The first option – cleaning house – would set Indy up for another run of success. The second – maintaining the status quo – would guarantee plenty of available seats at Lucas Oil Stadium in the near future.
I'm siding with an extreme makeover.
Irsay should thank Bill Polian, Chris Polian, Jim Caldwell, most of the coaching staff and maybe a couple of veteran free agents and retool the operation. It's not personal. It's business. A severe jolt is what the franchise needs.
The Colts are 0-7 and surrendered more points Sunday than they ever had and more than any NFL team since 1985. The current roster is the weakest in years. That's the Polians' fault, even with injuries to Peyton Manning, Gary Brackett and Melvin Bullitt. The game-day play in New Orleans was undisciplined and confused. That's the coaches' fault.
Some kind of change is needed. That's not up for debate.
Popular consensus seems to favor the Colts building for the future with a healthy Manning mentoring his replacement, possibly Stanford quarterback Andrew Luck.
The Colts, if they have that top pick, should consider either trading the pick before the draft, drafting Luck and then trading him, switching to Luck and shopping Manning or developing the eventual quarterback transition.

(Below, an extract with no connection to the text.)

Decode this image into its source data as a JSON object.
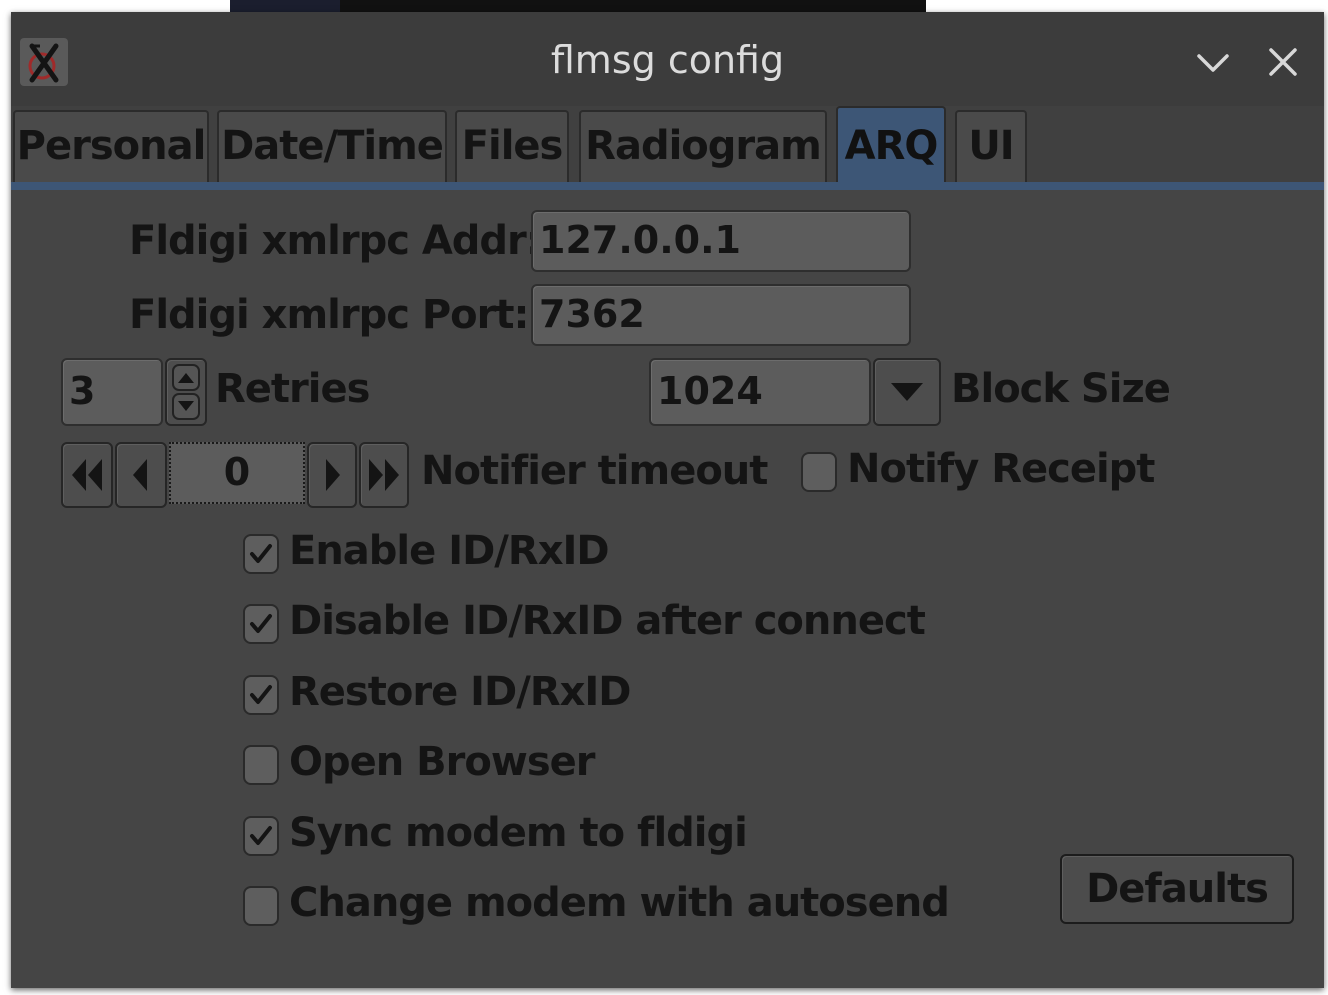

The idea of trading Manning sounds like sacrilege until you remember San Francisco 49ers fans watched Joe Montana leave and play for the Kansas City Chiefs. Now, the 49ers had Steve Young to plug in when Montana left. The Colts don't yet have a similar replacement. Maybe there's a Young in this year's draft. Maybe it's Luck.
I don't believe Irsay has the stomach or heart to trade Manning, assuming Manning doesn't retire from his neck issues. Manning's return to the field can't be assumed, however, which makes this coming offseason even more important.
Irsay wants Manning to retire as a Colt, which is why he signed him to the gigantic new contract. It's a nice sentiment, but sentiment doesn't win games or keep teams among the elite in the NFL.
There are teams out there who would be willing to pay a nice price for a healthy Manning. I'm thinking Washington Redskins, for starters. And that price has to be higher than the first-round picks the Oakland Raiders traded for Carson Palmer.
The downside to that idea, and it's a big one, is that Manning might then lead another team to a Super Bowl title while the Colts miss the playoffs again in the process of rebuilding.
I'm not advocating trading Manning. The ideal would have him playing well for three more years, mentoring his successor and maybe eventually moving into a coordinator's role. I'm just saying everything should be on the table in considering how to fix the Colts.
If the Colts stand still, hoping the return of Manning changes everything, they'll be wrong. More moves are necessary to build beyond the next couple seasons. Manning might have guided this team to 3-4 or 4-3 at this point. But he'll be 36 next season and he doesn't play cornerback or tackle anyone.
Can a healthy Manning still lead a team to the Super Bowl? Yes, if that team has the rest of its game (defense, special teams) in order. I feel good about the Colts' punting and field-goal kicking right now. Not so much everything else.
At the very least, the 62-7 loss to the Saints revealed the time is approaching for fresh leadership. Caldwell was hired because he offered a smooth transition from Tony Dungy, similar in style and approach. That worked short term. Yet where are the decisions, game-day or otherwise, that serve as an example of Caldwell's unique strengths as a coach?
Right or wrong, Caldwell is best known for pulling his starters rather than shooting for the perfect season in 2009. He's a good man and he has his players' respect. But pro coaching is a bottom-line job and it's unacceptable to be 0-7 and the worst team in football.
The Colts could use a fresh voice who challenges veterans, ditches ineffective schemes and players and hires assistant coaches who are innovative and adept at adjusting their game plans on the fly. One of Dungy's strengths was how his teams regrouped at halftime and played better in the third quarter. That hasn't happened with regularity recently.
Manning's absence caught everyone off guard, and accelerated the arrival at the crossroads where the Colts are standing. But they can no longer deny the locale.
The Colts of 2002-2010 ranked with the Patriots and Steelers as the NFL's best.
Yesterday, all their troubles seemed so far away. Now it looks as though they're here to stay, unless Irsay makes the tough calls and shakes things up to build a contender again.